It should be possible to detect termination when an argument is smaller than a *dotted* pattern. For instance, the following code should terminate:

module Test where data Nat : Set where zero : Nat suc : Nat -> Nat data Bool : Set where true : Bool false : Bool _&&_ : Bool -> Bool -> Bool true && b = b false && b = false data Ty : {_ : Nat} -> Set where Base : forall {n} -> Ty {suc n} Arr : forall {n} -> Ty {n} -> Ty {n} -> Ty {suc n} subty : forall {n} -> Ty {n} -> Ty {n} -> Bool subty Base Base = true subty (Arr σ τ) (Arr σ' τ') = subty σ' σ && subty τ τ' subty _ _ = false

Currently the termination checker cannot see that in both the two recursive calls of `subty`

the first (hidden) argument is strictly smaller than on the LHS.

Andreas: Discussed that with Ulf. The internal syntax erases the dotted patterns constructed during pattern checking. This is an optimization for speeding up execution, but the "logical" reading (fully reconstruced form) of the second clause is

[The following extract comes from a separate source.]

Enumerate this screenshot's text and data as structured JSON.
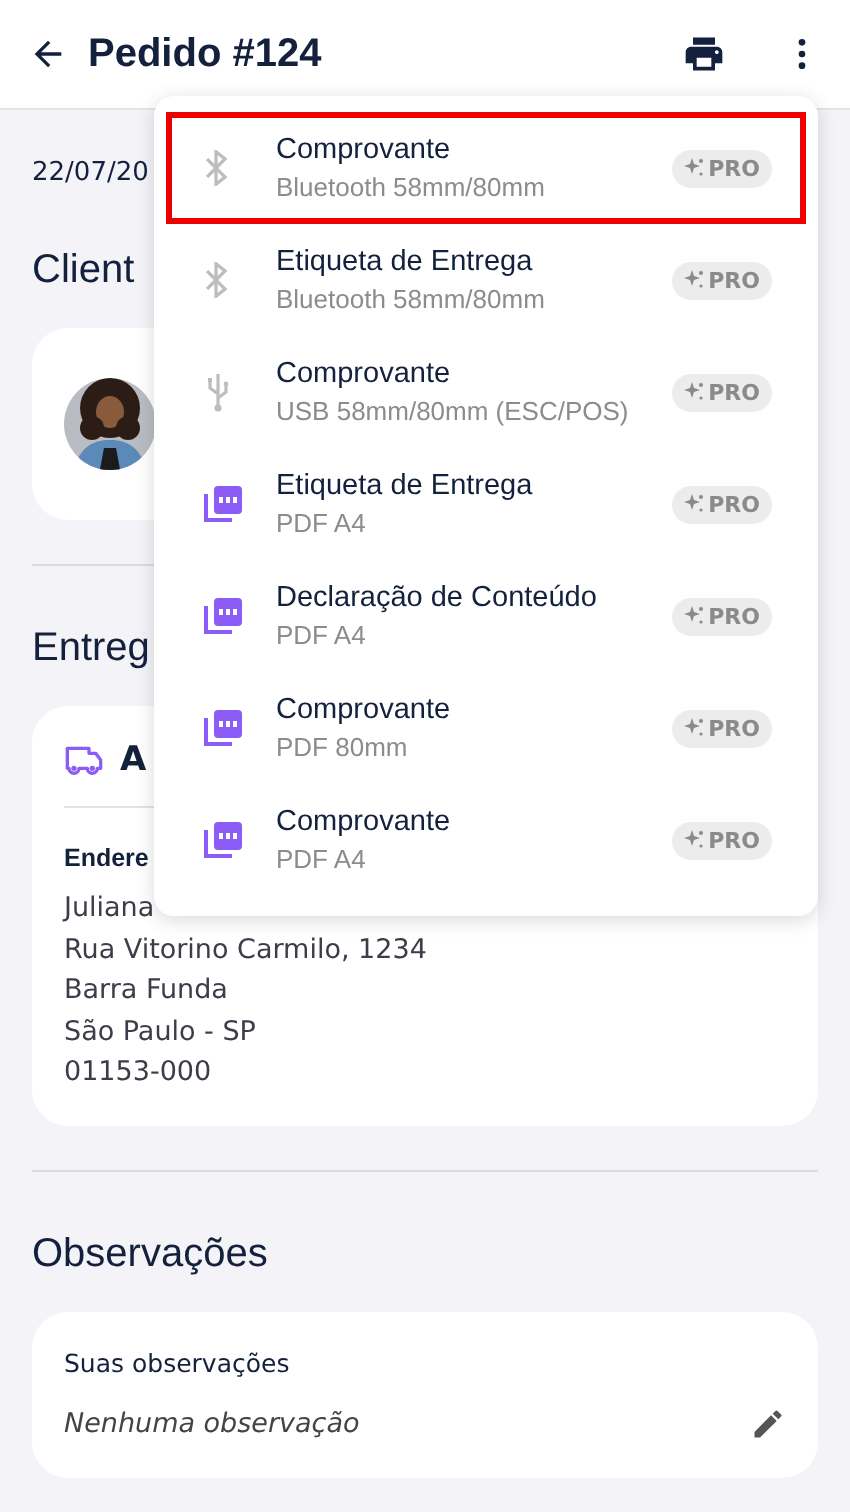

subty {suc n} (Arr {n} σ τ) (Arr {n} σ' τ') = subty {n} σ' σ && subty {n} τ τ'

To keep internally a fully reconstructed form is probably not only useful for the termination checker but also for other static analyses.

To print back the fully reconstructed form, as for instance Twelf does, is also a good feedback to the user: He sees how the system "understood" his input, and he can check that it understood it correctly. See Main.PrintReconstructedTerms feature request.